Task to complete: All of the data below is to be printed again exactly.

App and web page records
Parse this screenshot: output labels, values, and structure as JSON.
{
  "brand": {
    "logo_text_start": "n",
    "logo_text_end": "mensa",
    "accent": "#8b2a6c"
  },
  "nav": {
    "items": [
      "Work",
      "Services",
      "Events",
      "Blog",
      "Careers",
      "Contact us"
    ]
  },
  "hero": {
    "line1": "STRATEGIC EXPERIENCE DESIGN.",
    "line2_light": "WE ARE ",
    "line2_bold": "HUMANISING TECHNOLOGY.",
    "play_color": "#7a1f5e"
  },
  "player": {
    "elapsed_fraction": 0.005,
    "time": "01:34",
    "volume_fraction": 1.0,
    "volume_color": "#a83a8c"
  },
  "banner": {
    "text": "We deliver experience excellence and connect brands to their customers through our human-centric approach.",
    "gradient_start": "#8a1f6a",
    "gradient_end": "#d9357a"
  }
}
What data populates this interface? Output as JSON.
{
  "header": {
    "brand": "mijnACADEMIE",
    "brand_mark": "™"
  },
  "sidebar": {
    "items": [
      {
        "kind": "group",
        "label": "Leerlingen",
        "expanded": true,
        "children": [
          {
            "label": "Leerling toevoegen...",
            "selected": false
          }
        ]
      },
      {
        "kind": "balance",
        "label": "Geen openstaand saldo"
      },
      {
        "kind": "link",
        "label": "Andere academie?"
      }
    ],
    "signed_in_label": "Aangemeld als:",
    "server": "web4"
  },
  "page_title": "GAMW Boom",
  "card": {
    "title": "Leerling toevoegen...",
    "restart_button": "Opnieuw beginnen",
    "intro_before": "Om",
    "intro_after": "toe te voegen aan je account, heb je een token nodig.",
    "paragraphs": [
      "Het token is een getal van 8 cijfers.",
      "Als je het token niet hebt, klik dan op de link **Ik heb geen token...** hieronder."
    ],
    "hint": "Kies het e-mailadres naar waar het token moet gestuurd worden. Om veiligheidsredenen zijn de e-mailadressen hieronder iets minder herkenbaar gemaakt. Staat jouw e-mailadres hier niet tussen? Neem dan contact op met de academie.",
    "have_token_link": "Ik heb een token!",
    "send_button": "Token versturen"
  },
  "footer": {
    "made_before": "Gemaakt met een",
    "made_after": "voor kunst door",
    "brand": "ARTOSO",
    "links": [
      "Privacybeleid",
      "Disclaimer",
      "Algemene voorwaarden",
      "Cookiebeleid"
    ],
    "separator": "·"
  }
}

Answer section:
Parse this screenshot: output labels, values, and structure as JSON.
{
  "brand": {
    "logo_text_start": "n",
    "logo_text_end": "mensa",
    "accent": "#8b2a6c"
  },
  "nav": {
    "items": [
      "Work",
      "Services",
      "Events",
      "Blog",
      "Careers",
      "Contact us"
    ]
  },
  "hero": {
    "line1": "STRATEGIC EXPERIENCE DESIGN.",
    "line2_light": "WE ARE ",
    "line2_bold": "HUMANISING TECHNOLOGY.",
    "play_color": "#7a1f5e"
  },
  "player": {
    "elapsed_fraction": 0.005,
    "time": "01:34",
    "volume_fraction": 1.0,
    "volume_color": "#a83a8c"
  },
  "banner": {
    "text": "We deliver experience excellence and connect brands to their customers through our human-centric approach.",
    "gradient_start": "#8a1f6a",
    "gradient_end": "#d9357a"
  }
}
What data populates this interface? Output as JSON.
{
  "header": {
    "brand": "mijnACADEMIE",
    "brand_mark": "™"
  },
  "sidebar": {
    "items": [
      {
        "kind": "group",
        "label": "Leerlingen",
        "expanded": true,
        "children": [
          {
            "label": "Leerling toevoegen...",
            "selected": false
          }
        ]
      },
      {
        "kind": "balance",
        "label": "Geen openstaand saldo"
      },
      {
        "kind": "link",
        "label": "Andere academie?"
      }
    ],
    "signed_in_label": "Aangemeld als:",
    "server": "web4"
  },
  "page_title": "GAMW Boom",
  "card": {
    "title": "Leerling toevoegen...",
    "restart_button": "Opnieuw beginnen",
    "intro_before": "Om",
    "intro_after": "toe te voegen aan je account, heb je een token nodig.",
    "paragraphs": [
      "Het token is een getal van 8 cijfers.",
      "Als je het token niet hebt, klik dan op de link **Ik heb geen token...** hieronder."
    ],
    "hint": "Kies het e-mailadres naar waar het token moet gestuurd worden. Om veiligheidsredenen zijn de e-mailadressen hieronder iets minder herkenbaar gemaakt. Staat jouw e-mailadres hier niet tussen? Neem dan contact op met de academie.",
    "have_token_link": "Ik heb een token!",
    "send_button": "Token versturen"
  },
  "footer": {
    "made_before": "Gemaakt met een",
    "made_after": "voor kunst door",
    "brand": "ARTOSO",
    "links": [
      "Privacybeleid",
      "Disclaimer",
      "Algemene voorwaarden",
      "Cookiebeleid"
    ],
    "separator": "·"
  }
}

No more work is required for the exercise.